The Dynamics of Selective Hearing

Wife is annoyed by husband who appears to have selective hearing.

You asked for help with one simple task: take the trash out. But, unfortunately, it never got done. “I Didn’t hear you”, they declare. Crazy how that works, how your partner didn’t hear the one thing you requested from them. This “selective hearing” is a normal indication that communication is breaking down.

This “selective hearing” is often viewed as a kind of character defect. It’s as if you’re accusing somebody of intentionally not listening. But selective hearing may actually be related to untreated hearing loss instead of a short attention span.

What is selective hearing?

You’ve probably had at least one or more situations in your life where somebody has accused you of not listening, even if no one specifically used the term “selective hearing”. Selective hearing happens when you can clearly hear information that’s beneficial to you but conveniently miss the part that’s negative. You hear the part about making a delicious meal but miss the part about cleaning up the dishes. That kind of thing.

It’s very common for people to have selective hearing behavior. But this behavior is more common in men than women, according to some studies.

How people are socialized does offer some context and it might be tempting to draw some social conclusions from this. But hearing health is likely another major component. If your “selective hearing” begins to become more common, it could be a hint that you may have undiagnosed hearing loss.

Hearing loss can cause gaps in communication

Undiagnosed hearing loss can definitely make communication a lot more challenging. That’s probably not that shocking.

But one prominent sign of hearing loss is communication issues.

Symptoms can be very difficult to detect when hearing loss is in the early phases. Your tv might get a bit louder. When go out to your local haunt, you have a hard time hearing conversations. You probably just presume it’s because of the loud music.
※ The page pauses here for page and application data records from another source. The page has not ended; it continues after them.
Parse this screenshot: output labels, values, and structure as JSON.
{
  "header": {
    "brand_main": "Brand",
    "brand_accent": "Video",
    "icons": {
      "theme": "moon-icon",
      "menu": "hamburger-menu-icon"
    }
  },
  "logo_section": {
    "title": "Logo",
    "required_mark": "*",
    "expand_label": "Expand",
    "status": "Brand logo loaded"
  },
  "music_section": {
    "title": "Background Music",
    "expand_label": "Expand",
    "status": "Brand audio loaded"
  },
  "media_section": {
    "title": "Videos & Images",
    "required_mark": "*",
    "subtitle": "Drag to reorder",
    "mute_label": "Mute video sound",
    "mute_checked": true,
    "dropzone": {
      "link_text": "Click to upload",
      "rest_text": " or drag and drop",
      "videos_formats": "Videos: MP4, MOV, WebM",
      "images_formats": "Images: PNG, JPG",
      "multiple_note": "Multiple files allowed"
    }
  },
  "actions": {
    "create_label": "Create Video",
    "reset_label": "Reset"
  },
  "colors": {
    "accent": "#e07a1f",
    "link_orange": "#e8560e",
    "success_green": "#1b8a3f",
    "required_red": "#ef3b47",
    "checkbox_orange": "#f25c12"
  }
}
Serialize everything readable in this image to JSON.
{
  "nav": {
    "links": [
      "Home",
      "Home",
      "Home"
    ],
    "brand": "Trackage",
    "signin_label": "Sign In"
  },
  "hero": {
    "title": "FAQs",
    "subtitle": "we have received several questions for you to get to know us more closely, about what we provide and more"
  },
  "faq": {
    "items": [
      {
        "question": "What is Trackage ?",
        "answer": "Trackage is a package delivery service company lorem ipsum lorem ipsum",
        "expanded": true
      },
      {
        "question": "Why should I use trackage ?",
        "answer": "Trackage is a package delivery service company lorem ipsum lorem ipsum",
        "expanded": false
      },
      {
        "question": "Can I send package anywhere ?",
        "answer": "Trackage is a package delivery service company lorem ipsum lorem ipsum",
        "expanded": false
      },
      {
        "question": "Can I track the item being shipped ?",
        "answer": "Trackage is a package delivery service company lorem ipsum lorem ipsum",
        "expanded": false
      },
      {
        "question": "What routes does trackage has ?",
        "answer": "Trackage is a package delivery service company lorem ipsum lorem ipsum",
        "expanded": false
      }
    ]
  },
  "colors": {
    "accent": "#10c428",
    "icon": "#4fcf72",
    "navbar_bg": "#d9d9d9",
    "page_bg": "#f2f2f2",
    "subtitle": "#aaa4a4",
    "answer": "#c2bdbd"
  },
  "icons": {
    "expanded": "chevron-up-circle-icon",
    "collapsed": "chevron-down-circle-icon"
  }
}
And so, other than that, you could go through the majority of your day-to-day life without giving much notice to the volume of the world around you. This allows your hearing to gradually diminish. Up to the time you’re having difficulty following along with daily conversations, you almost don’t notice.

Your partner is becoming concerned about the health of your hearing

You will notice some of the people in your life are beginning to worry. Yes, selective hearing is a relatively common aggravation (even more frustrating when you already feel like nobody is listening to you). But that aggravation often turns to worry when they acknowledge that hearing loss may be the actual culprit.

So, your partner might recommend you schedule a hearing test to find out if something is wrong.

It’s significant to listen to your partner’s concerns. Have an open discussion with them and welcome their help because they care about your well-being and aren’t just aggravated with you.

Other early signs of hearing loss

You should be aware of some of the other early warning signs of hearing loss if your selective hearing seems to be getting worse. A few of those signs include:

  • Consonants are hard to make out
  • Requesting that people talk slower and speak up
  • People sound far-away or muted when they talk
  • Hearing in crowds is difficult
  • Cranking the volume up on your devices

You should call us for a hearing test if you experience any of these symptoms.

Use ear protection

It’s essential that you take measures to safeguard your ears in order to prevent hearing loss. If you can’t stay away from overly loud noise, make sure you wear hearing protection, like muffs or plugs. Any feathers that you might have ruffled with your selective hearing can be smoothed over by wearing hearing aids to communicate more effectively.

In most situations throughout your life, selective hearing will be an artifact of a waning attention span. But you may want to take it as an indication that it’s time for a hearing test when people around you start to observe your selective hearing getting worse.

The site information is for educational and informational purposes only and does not constitute medical advice. To receive personalized advice or treatment, schedule an appointment.